Directions >> Copy all lines containing the string "JSON" from the records below.

Extracted data >>
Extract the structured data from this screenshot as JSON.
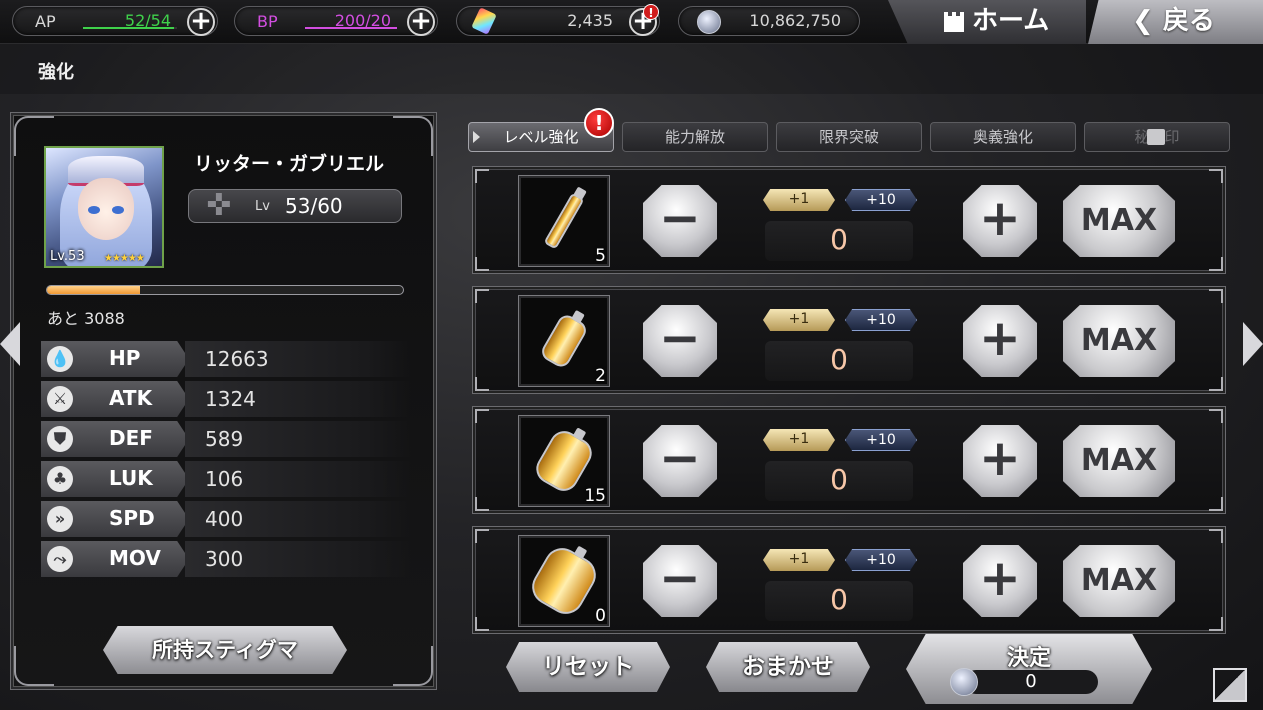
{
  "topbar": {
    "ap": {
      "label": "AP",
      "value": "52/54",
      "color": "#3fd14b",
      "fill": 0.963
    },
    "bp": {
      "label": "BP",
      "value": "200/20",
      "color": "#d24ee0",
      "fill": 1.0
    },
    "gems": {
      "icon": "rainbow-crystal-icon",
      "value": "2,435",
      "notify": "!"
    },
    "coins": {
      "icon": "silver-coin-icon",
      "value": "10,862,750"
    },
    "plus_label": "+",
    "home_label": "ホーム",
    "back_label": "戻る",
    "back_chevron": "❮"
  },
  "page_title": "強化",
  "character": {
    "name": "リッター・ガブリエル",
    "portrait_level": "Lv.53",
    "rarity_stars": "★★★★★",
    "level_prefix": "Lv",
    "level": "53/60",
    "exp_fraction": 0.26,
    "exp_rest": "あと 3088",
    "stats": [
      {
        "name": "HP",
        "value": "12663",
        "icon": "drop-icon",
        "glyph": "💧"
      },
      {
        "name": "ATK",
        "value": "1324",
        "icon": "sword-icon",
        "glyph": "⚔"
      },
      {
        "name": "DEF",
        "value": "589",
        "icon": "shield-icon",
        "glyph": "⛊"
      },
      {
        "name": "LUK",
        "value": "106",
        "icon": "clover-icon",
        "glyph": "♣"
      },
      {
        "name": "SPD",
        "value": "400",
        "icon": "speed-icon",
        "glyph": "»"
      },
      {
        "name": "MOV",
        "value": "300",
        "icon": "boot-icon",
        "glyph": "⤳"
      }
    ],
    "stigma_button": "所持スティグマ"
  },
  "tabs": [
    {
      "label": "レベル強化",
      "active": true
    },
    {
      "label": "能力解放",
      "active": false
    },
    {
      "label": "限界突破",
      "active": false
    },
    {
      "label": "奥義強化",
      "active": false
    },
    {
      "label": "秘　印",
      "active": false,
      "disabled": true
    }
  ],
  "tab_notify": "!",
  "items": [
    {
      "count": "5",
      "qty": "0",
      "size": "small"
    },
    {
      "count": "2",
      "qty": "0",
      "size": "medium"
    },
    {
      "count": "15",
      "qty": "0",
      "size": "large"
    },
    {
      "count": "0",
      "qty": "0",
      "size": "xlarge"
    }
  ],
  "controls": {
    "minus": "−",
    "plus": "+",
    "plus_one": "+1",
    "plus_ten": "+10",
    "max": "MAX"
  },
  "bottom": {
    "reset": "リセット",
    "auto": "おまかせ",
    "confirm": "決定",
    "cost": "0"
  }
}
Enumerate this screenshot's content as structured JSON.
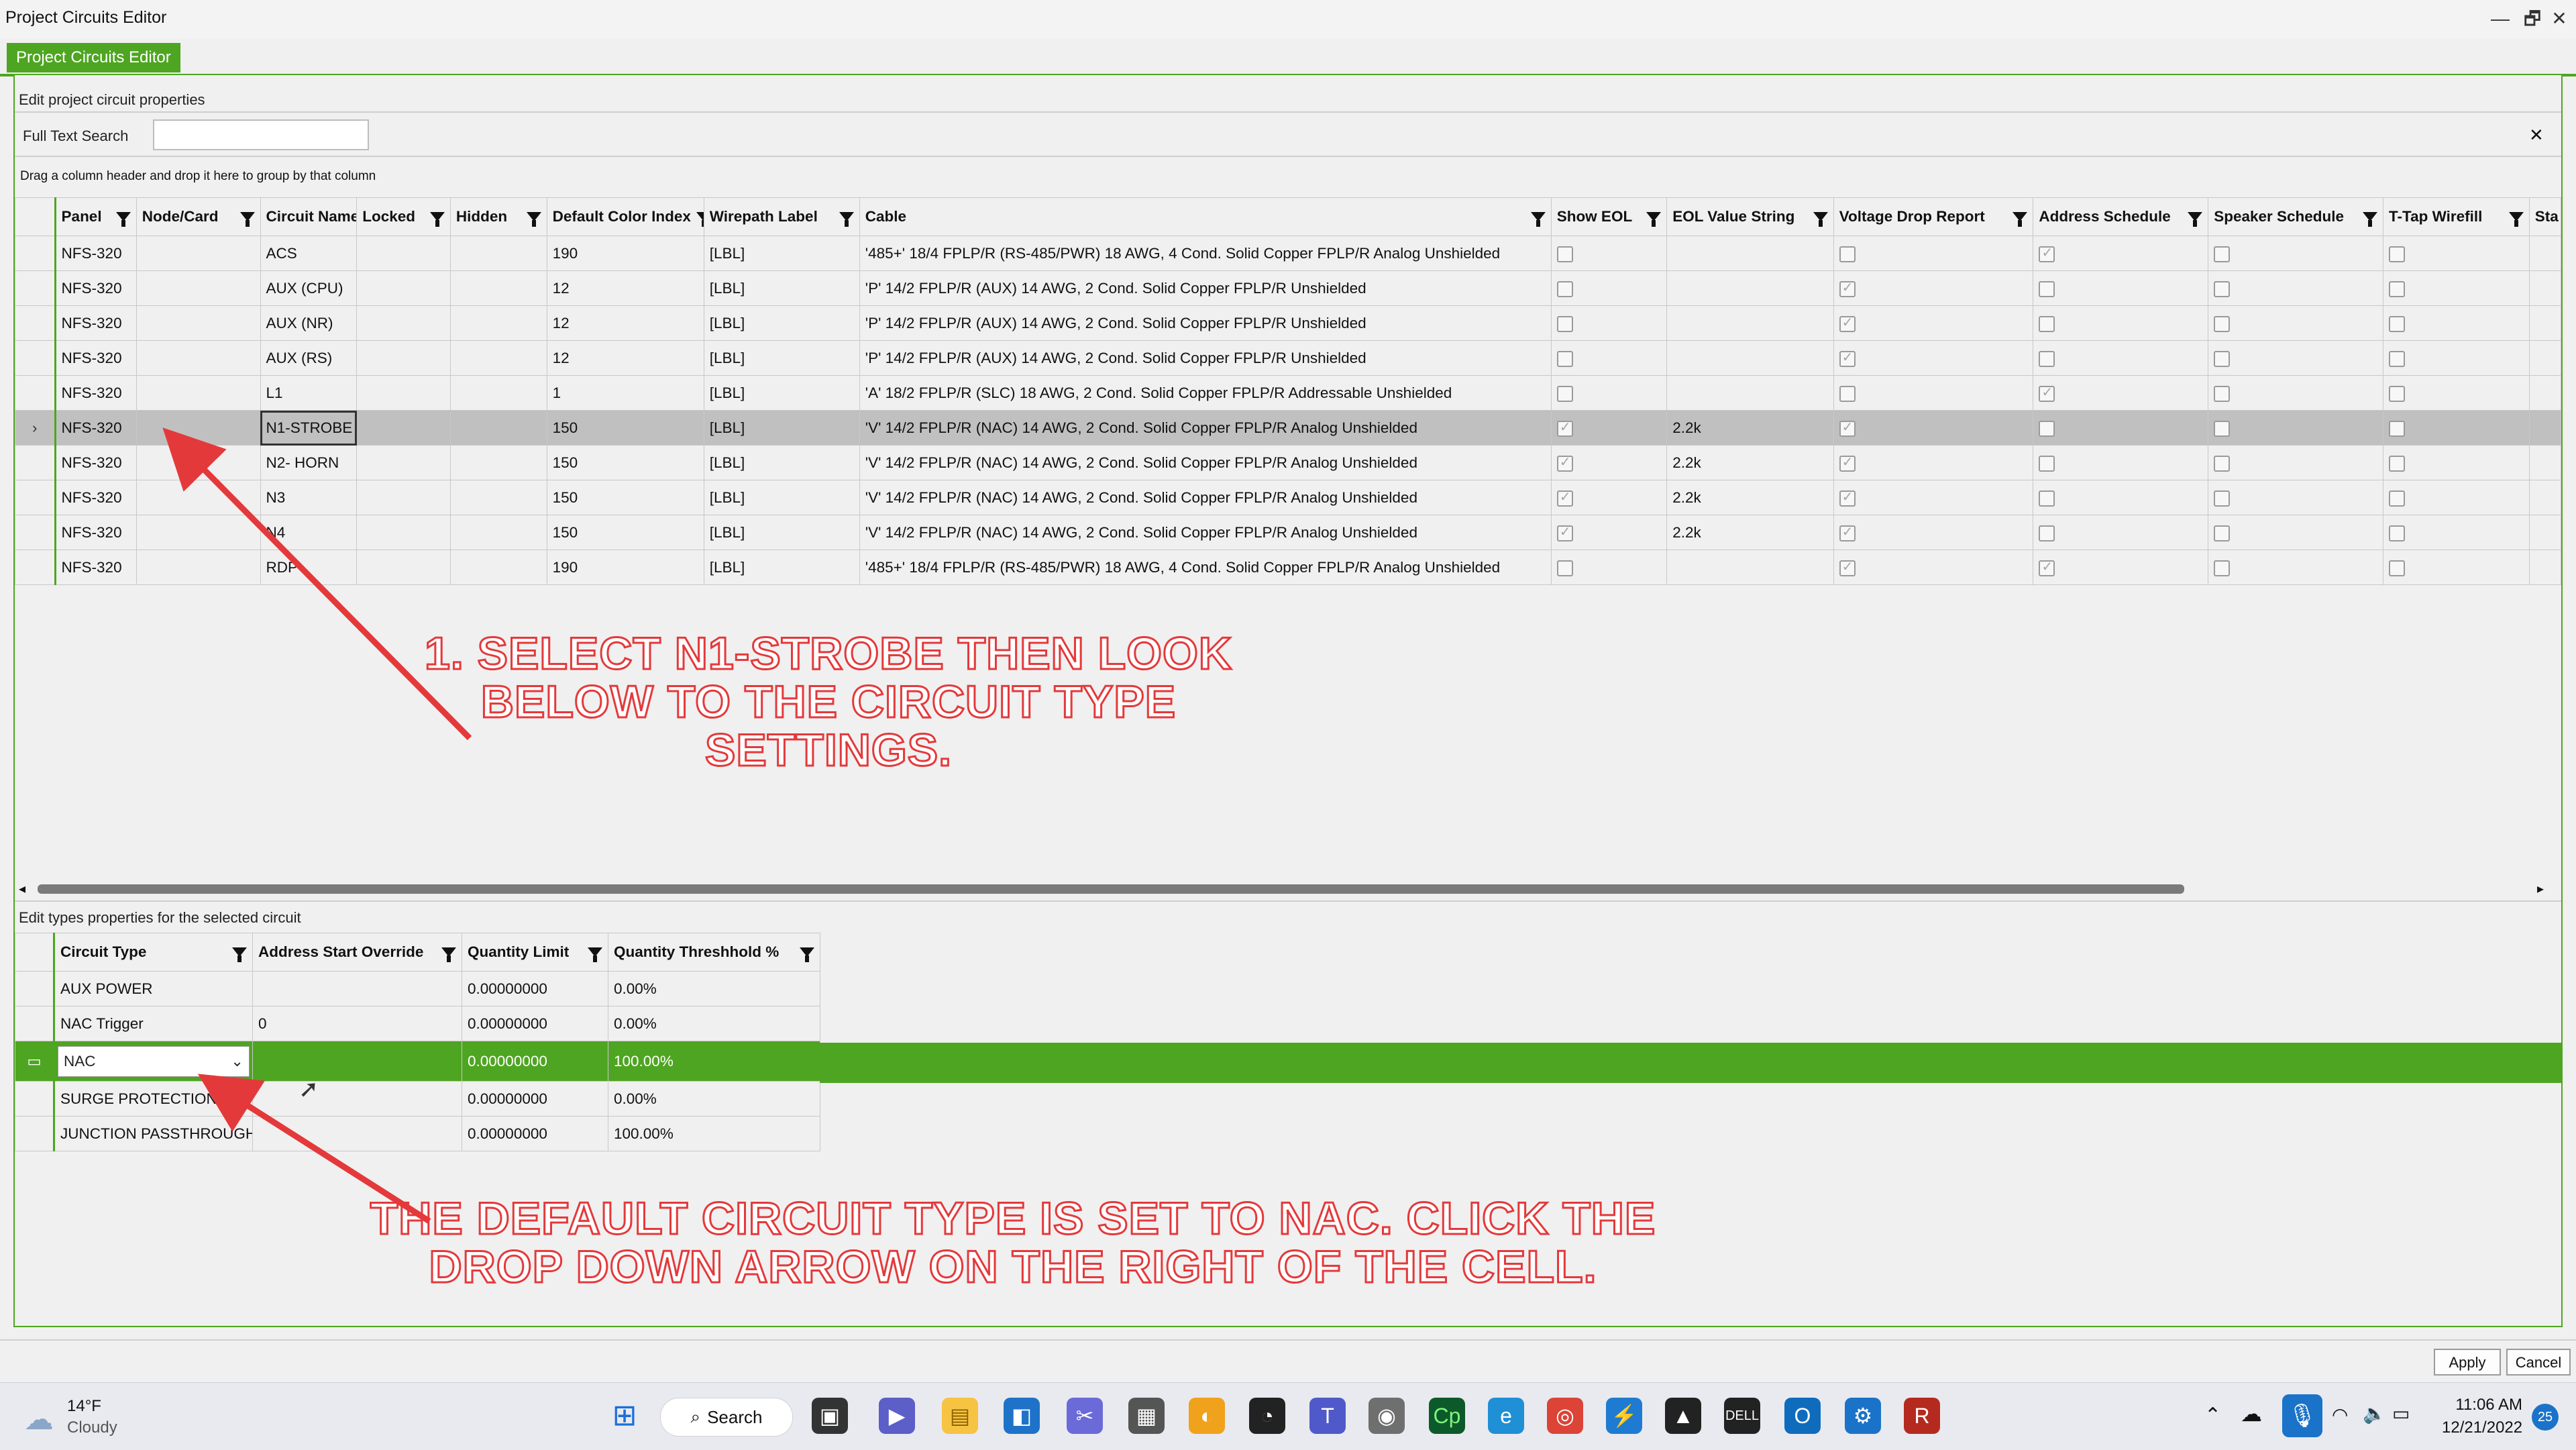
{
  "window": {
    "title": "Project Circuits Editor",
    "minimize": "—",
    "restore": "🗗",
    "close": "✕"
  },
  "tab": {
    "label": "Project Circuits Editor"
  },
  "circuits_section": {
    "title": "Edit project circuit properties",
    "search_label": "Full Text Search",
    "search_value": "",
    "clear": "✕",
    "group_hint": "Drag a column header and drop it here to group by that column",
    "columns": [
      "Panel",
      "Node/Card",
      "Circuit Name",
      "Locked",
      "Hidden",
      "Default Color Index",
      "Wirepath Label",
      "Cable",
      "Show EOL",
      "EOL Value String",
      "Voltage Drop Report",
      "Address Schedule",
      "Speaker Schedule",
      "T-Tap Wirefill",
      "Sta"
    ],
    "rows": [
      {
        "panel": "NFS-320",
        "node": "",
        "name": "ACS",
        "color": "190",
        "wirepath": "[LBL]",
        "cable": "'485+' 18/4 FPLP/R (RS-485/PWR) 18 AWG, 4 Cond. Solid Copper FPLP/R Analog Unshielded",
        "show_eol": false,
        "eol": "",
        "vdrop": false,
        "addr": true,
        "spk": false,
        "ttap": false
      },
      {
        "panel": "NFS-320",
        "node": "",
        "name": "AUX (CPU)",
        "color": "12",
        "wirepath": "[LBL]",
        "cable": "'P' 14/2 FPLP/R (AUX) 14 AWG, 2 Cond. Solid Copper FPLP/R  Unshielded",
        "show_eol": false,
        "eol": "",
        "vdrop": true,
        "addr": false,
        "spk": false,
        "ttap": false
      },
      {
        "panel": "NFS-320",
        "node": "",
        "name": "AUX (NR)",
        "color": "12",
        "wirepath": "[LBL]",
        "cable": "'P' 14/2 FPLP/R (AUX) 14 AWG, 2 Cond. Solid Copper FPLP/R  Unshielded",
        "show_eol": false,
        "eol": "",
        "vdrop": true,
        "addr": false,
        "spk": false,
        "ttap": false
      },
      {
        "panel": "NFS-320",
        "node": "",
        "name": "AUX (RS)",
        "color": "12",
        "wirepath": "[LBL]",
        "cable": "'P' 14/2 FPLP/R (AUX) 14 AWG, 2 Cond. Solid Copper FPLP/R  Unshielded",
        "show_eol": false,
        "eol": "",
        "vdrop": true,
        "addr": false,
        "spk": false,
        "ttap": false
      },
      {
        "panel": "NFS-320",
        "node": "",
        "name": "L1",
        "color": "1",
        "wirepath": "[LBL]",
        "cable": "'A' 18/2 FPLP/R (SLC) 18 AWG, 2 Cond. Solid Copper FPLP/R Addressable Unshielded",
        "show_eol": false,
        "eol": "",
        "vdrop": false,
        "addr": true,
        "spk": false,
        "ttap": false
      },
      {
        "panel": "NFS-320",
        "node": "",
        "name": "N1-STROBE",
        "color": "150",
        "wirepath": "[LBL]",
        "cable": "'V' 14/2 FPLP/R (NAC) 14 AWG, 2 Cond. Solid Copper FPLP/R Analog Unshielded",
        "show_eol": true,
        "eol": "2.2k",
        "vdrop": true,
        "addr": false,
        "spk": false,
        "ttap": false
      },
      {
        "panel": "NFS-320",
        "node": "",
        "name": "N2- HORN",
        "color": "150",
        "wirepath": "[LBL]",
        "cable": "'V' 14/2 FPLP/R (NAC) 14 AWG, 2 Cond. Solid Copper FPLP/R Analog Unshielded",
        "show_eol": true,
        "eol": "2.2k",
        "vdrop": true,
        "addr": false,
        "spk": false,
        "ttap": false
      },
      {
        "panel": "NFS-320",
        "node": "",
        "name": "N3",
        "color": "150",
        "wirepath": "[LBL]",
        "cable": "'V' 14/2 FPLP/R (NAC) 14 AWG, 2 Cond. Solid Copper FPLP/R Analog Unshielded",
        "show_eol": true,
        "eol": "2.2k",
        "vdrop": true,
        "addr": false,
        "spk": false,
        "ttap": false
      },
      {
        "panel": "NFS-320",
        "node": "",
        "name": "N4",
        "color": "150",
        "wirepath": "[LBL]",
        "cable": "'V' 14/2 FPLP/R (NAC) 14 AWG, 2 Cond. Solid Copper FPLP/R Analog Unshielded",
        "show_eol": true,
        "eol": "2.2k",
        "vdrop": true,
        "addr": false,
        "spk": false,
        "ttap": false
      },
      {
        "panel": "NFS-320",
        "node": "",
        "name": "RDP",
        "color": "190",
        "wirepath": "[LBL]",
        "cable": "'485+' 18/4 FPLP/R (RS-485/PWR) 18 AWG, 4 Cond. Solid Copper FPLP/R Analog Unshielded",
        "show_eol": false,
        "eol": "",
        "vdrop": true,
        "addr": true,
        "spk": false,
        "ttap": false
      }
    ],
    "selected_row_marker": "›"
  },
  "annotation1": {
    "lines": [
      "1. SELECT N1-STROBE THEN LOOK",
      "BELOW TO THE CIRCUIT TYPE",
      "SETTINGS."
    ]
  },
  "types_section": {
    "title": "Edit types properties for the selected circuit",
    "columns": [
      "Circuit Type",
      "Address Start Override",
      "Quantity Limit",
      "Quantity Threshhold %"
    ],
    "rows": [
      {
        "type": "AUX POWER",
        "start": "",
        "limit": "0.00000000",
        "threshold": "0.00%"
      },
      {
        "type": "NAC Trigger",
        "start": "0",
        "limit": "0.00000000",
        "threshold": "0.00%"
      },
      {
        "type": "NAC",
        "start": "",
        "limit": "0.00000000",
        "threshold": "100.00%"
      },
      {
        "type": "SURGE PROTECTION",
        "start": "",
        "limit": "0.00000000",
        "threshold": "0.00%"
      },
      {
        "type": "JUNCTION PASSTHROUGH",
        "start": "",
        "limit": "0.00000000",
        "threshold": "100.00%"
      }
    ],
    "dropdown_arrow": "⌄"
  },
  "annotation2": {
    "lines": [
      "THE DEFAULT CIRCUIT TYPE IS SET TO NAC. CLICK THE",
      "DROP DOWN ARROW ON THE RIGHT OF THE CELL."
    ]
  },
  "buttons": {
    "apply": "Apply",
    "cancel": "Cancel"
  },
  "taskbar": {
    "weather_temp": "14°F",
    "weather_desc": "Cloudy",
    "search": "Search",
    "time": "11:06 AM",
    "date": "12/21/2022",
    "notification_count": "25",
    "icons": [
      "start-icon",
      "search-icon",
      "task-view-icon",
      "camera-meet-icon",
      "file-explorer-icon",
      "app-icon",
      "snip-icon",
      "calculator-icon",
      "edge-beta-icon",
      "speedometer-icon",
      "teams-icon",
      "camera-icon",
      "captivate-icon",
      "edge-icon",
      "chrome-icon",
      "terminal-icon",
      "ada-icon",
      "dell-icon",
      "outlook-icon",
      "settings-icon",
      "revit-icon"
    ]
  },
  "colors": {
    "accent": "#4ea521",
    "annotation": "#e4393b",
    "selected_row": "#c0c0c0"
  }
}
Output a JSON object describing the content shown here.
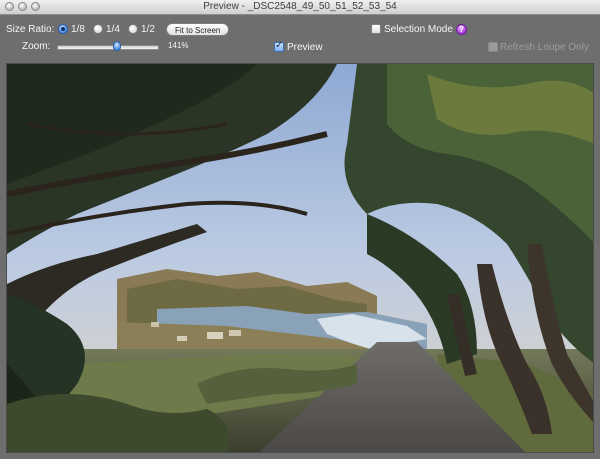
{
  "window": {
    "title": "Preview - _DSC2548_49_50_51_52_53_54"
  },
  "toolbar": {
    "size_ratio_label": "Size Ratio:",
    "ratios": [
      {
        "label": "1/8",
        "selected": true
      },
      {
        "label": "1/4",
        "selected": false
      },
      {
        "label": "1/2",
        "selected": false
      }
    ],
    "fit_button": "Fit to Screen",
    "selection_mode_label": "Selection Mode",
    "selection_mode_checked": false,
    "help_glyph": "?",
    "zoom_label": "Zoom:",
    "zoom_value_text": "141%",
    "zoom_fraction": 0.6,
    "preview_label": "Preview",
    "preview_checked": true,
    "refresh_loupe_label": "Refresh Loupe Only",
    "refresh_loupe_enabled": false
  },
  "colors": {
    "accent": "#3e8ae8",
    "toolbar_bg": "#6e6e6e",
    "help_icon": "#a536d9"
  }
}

Task response >>
Extract the structured data from this screenshot as JSON.
Enumerate this screenshot's content as structured JSON.
Output a JSON object describing the content shown here.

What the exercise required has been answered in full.